Bella is a 10-year-old White Percheron Mare who – simply put – does not like bellaandjacksonpulling carriages. She did pull carriages at one time for someone else but gave up her career to be a mother. She had four babies in five years and feels she’s done enough. Her main job at Cape May Carriage Company is to be Jackson’s sidekick. He loves her and she loves him. The end.
Jackson is 21-years-old and Becky’s mother, Gayle Donaghy’s personal horse. Gayle retired from Carriage Company three years ago but still comes in with Jackson one day a week to work the night shift. Jackson was in poor health a while back when he slipped on a manhole cover and went down on both knees. Gayle, who is a Reiki Master, worked with Jackson so he would not have to be put down. After a long rehabilitation, Jackson is now healthy and enjoying his semi-retirement.

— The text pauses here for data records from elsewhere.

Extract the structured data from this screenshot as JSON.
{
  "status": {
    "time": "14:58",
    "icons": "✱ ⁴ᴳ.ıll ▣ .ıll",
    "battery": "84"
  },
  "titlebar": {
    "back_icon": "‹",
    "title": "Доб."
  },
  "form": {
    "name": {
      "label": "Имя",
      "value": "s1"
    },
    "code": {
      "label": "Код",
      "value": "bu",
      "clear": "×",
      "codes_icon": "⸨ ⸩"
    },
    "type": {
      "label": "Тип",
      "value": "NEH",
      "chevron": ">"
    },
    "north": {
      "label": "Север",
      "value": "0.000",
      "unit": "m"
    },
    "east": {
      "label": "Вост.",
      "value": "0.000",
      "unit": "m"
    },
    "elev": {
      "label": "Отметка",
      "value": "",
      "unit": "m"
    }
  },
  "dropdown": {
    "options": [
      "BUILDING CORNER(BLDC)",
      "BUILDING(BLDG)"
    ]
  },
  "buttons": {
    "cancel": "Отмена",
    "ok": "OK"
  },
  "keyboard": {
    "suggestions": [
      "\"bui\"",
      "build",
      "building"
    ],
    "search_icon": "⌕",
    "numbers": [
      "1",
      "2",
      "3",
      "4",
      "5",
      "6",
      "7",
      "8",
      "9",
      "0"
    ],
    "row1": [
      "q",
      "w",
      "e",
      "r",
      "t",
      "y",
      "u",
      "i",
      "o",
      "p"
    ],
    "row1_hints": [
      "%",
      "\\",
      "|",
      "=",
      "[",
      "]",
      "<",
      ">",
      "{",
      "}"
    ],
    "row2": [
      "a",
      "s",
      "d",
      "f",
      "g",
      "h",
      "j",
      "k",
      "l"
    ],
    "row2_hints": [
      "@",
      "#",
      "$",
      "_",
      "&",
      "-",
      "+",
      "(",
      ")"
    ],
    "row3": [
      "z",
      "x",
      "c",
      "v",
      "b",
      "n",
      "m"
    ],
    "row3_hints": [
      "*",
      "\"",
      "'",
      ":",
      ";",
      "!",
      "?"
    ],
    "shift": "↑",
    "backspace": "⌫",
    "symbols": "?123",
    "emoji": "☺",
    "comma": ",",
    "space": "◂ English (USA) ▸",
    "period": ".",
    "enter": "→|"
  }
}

Buck is the oldest horse in the barn. At 22 or maybe 23 years of age he has earned the title Senior Horse. He has been retired for two years. Because he worked so many years for Carriage Company, he has many devoted fans whobuck still request Buck so he is still on call for the occasional wedding. His story goes like this:
Buck was a logging horse down in West Virginia. When former Carriage Company owner Beverly Carr found him he was grossly underweight and very sick. Beverly  brought him back to health and, in response, Buck took to pulling carriages quite nicely. Because of his years of food deprivation though, Buck has a few issues. Every time he saw someone with food, he would steal it. The kid on the corner with the ice cream cone had to watch out because he or she might look up to see a hairy snout reaching down to steal the cone right out of the kid’s hand. Think you’d be safe in the car? Not with Buck out on the street. He’d reach right in and take that sandwich out of your hand. And Lord help you if Buck caught you wearing a straw hat. Off the head and into the tummy. Yum, yum yummy. Nor was anyone with food safe on the sidewalk. If Buck eyed food, he’d come after it. He even learned how to drink soda out of a soda can. His favorite treat? French bread. The folks at Carriage Company are planning a real retirement party for him in the fall.

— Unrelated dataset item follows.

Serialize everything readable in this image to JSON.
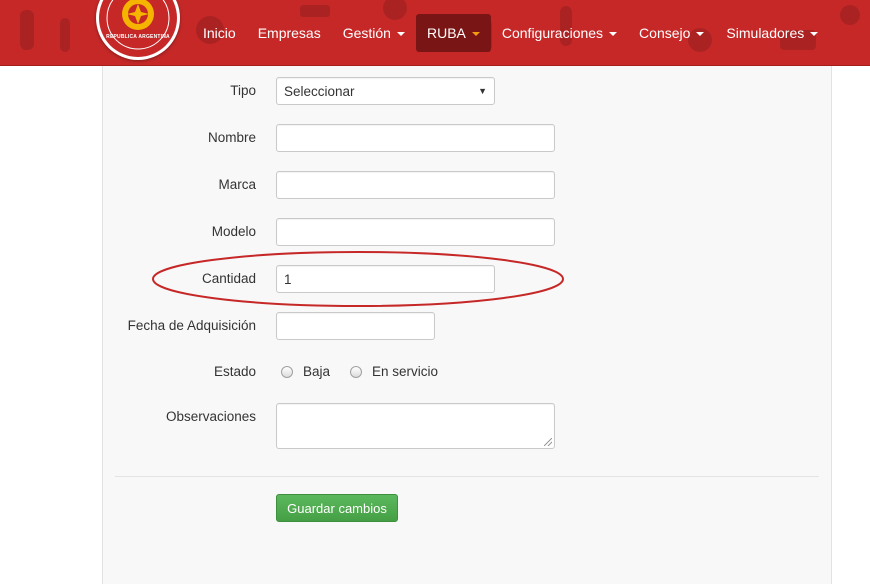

Prince is a 7-year-old Dappled Grey Percheron who came to Cape May with his princemother Patty. Prince is the second largest horse in the barn and the most commonly requested for weddings. He has a great personality and loves everyone except any male horse who comes between him and his mom.

Yes, he has mommy issues and still lives with her at home.

Patty, Prince’s mother, is a Black Percheron Mare, 12-years-old, and is the quiet level-headed horse in the barn. She works the night shift but is currently pattyrecovering from a pelvis injury sustained in July when a New Jersey Transit Bus struck her from behind on West Perry Street pulling her backwards. Becky hopes Patty will have recovered by next spring but her rehabilitation may take longer.

Prince has been right by her side the whole time.

Knight is an 11-year-old Clydesdale cross-breed. He’s been with the Carriage knightCompany for 8 years. Knight is a true carriage horse and has a reputation for being an “endurance” horse. “He’s the energizer bunny of horses.”

Oreo is a 5-year-old Paso Fino breed. He is used only as a riding horse and is privately owned by former Cape May Carriage owner Beverly Carr. He stays on the property and his job is to “Meet and Greet” visitors and, of course, the otheroreo horses. He has been a resident for one year and knows perfectly well that he’s cutie-patutie.

You can have a mono y mono with most of the horses. The Cape May Carriage Company offers – weather permitting of course, half-hour tours on weekends during the spring and fall months, daily during the summer and during the Christmas season.

All carriage tours leave from the corner of Ocean Street and the Washington Street Mall and tickets can be purchased during regular hours of operation at this location only.

Sorry no phone reservations but you can contact The Cape May Carriage Company at their website at www.capemaycarriage.com